Aim of the exercise: Please restate word for word all lines from the one containing "Decode this image" to the final line of the entries, and include no pictures.

Dataset entries:
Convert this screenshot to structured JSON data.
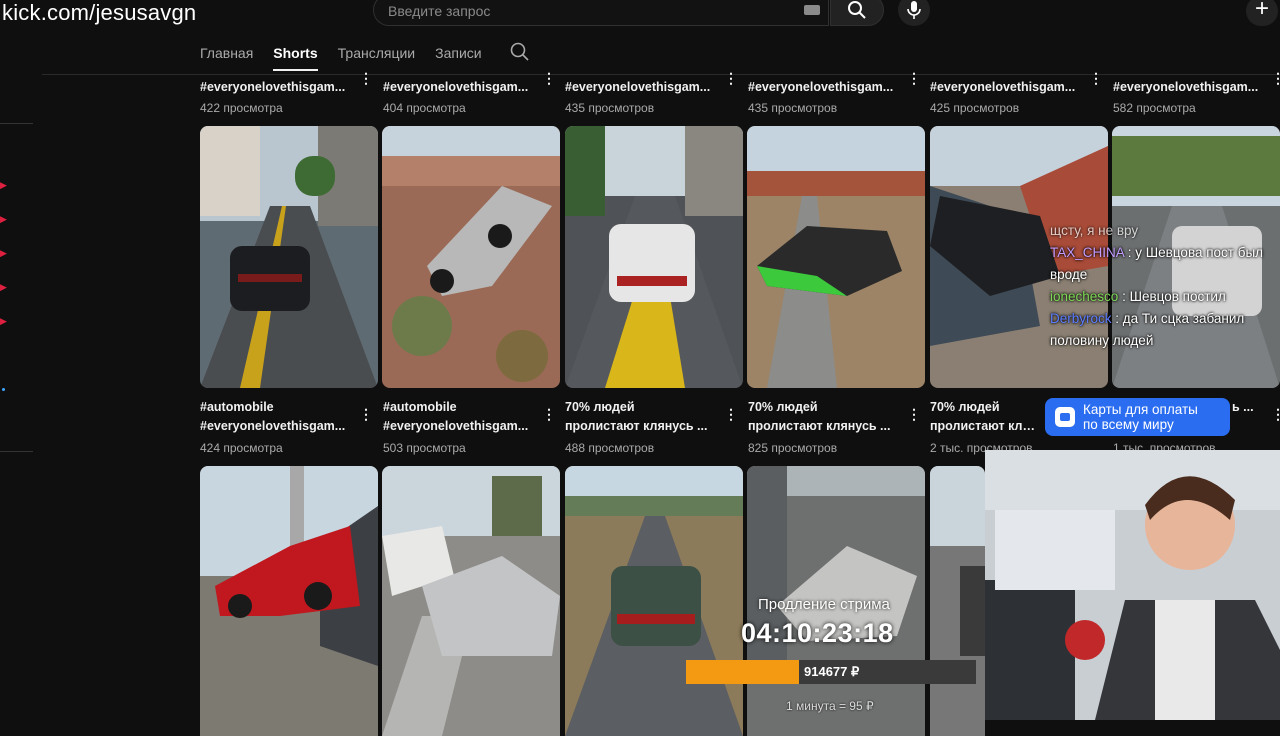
{
  "channel_url": "kick.com/jesusavgn",
  "search": {
    "placeholder": "Введите запрос"
  },
  "tabs": [
    {
      "label": "Главная",
      "active": false
    },
    {
      "label": "Shorts",
      "active": true
    },
    {
      "label": "Трансляции",
      "active": false
    },
    {
      "label": "Записи",
      "active": false
    }
  ],
  "row1": [
    {
      "title": "#everyonelovethisgam...",
      "views": "422 просмотра"
    },
    {
      "title": "#everyonelovethisgam...",
      "views": "404 просмотра"
    },
    {
      "title": "#everyonelovethisgam...",
      "views": "435 просмотров"
    },
    {
      "title": "#everyonelovethisgam...",
      "views": "435 просмотров"
    },
    {
      "title": "#everyonelovethisgam...",
      "views": "425 просмотров"
    },
    {
      "title": "#everyonelovethisgam...",
      "views": "582 просмотра"
    }
  ],
  "row2": [
    {
      "line1": "#automobile",
      "line2": "#everyonelovethisgam...",
      "views": "424 просмотра"
    },
    {
      "line1": "#automobile",
      "line2": "#everyonelovethisgam...",
      "views": "503 просмотра"
    },
    {
      "line1": "70% людей",
      "line2": "пролистают клянусь ...",
      "views": "488 просмотров"
    },
    {
      "line1": "70% людей",
      "line2": "пролистают клянусь ...",
      "views": "825 просмотров"
    },
    {
      "line1": "70% людей",
      "line2": "пролистают клянусь ...",
      "views": "2 тыс. просмотров"
    },
    {
      "line1": "",
      "line2": "ь ...",
      "views": "1 тыс. просмотров"
    }
  ],
  "chat": [
    {
      "user": "",
      "text": "щсту, я не вру"
    },
    {
      "user": "TAX_CHINA",
      "text": ": у Шевцова пост был вроде"
    },
    {
      "user": "ionechesco",
      "text": ": Шевцов постил"
    },
    {
      "user": "Derbyrock",
      "text": ": да Ти сцка забанил половину людей"
    }
  ],
  "promo": {
    "line1": "Карты для оплаты",
    "line2": "по всему миру"
  },
  "stream": {
    "label": "Продление стрима",
    "timer": "04:10:23:18",
    "amount": "914677 ₽",
    "progress": 0.39,
    "rate": "1 минута = 95 ₽"
  },
  "colors": {
    "accent_bar": "#f39a12",
    "promo": "#2b6df0"
  }
}
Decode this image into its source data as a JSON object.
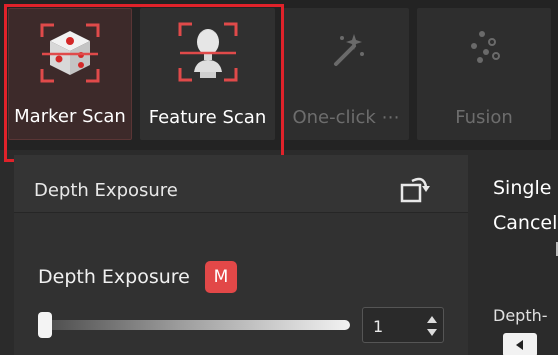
{
  "toolbar": {
    "tools": [
      {
        "label": "Marker Scan",
        "state": "selected",
        "icon": "marker-scan-icon"
      },
      {
        "label": "Feature Scan",
        "state": "normal",
        "icon": "feature-scan-icon"
      },
      {
        "label": "One-click ⋯",
        "state": "disabled",
        "icon": "magic-wand-icon"
      },
      {
        "label": "Fusion",
        "state": "disabled",
        "icon": "fusion-icon"
      }
    ],
    "highlight_color": "#e0222a"
  },
  "panel": {
    "title": "Depth Exposure",
    "field_label": "Depth Exposure",
    "badge": "M",
    "badge_color": "#e24848",
    "slider_fraction": 0.0,
    "spin_value": "1"
  },
  "right": {
    "line1": "Single",
    "line2": "Cancel",
    "depth_label": "Depth-"
  }
}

Output below:
Decode this image into its source data as a JSON object.
{
  "toolbar": {
    "tools": [
      {
        "label": "Marker Scan",
        "state": "selected",
        "icon": "marker-scan-icon"
      },
      {
        "label": "Feature Scan",
        "state": "normal",
        "icon": "feature-scan-icon"
      },
      {
        "label": "One-click ⋯",
        "state": "disabled",
        "icon": "magic-wand-icon"
      },
      {
        "label": "Fusion",
        "state": "disabled",
        "icon": "fusion-icon"
      }
    ],
    "highlight_color": "#e0222a"
  },
  "panel": {
    "title": "Depth Exposure",
    "field_label": "Depth Exposure",
    "badge": "M",
    "badge_color": "#e24848",
    "slider_fraction": 0.0,
    "spin_value": "1"
  },
  "right": {
    "line1": "Single",
    "line2": "Cancel",
    "depth_label": "Depth-"
  }
}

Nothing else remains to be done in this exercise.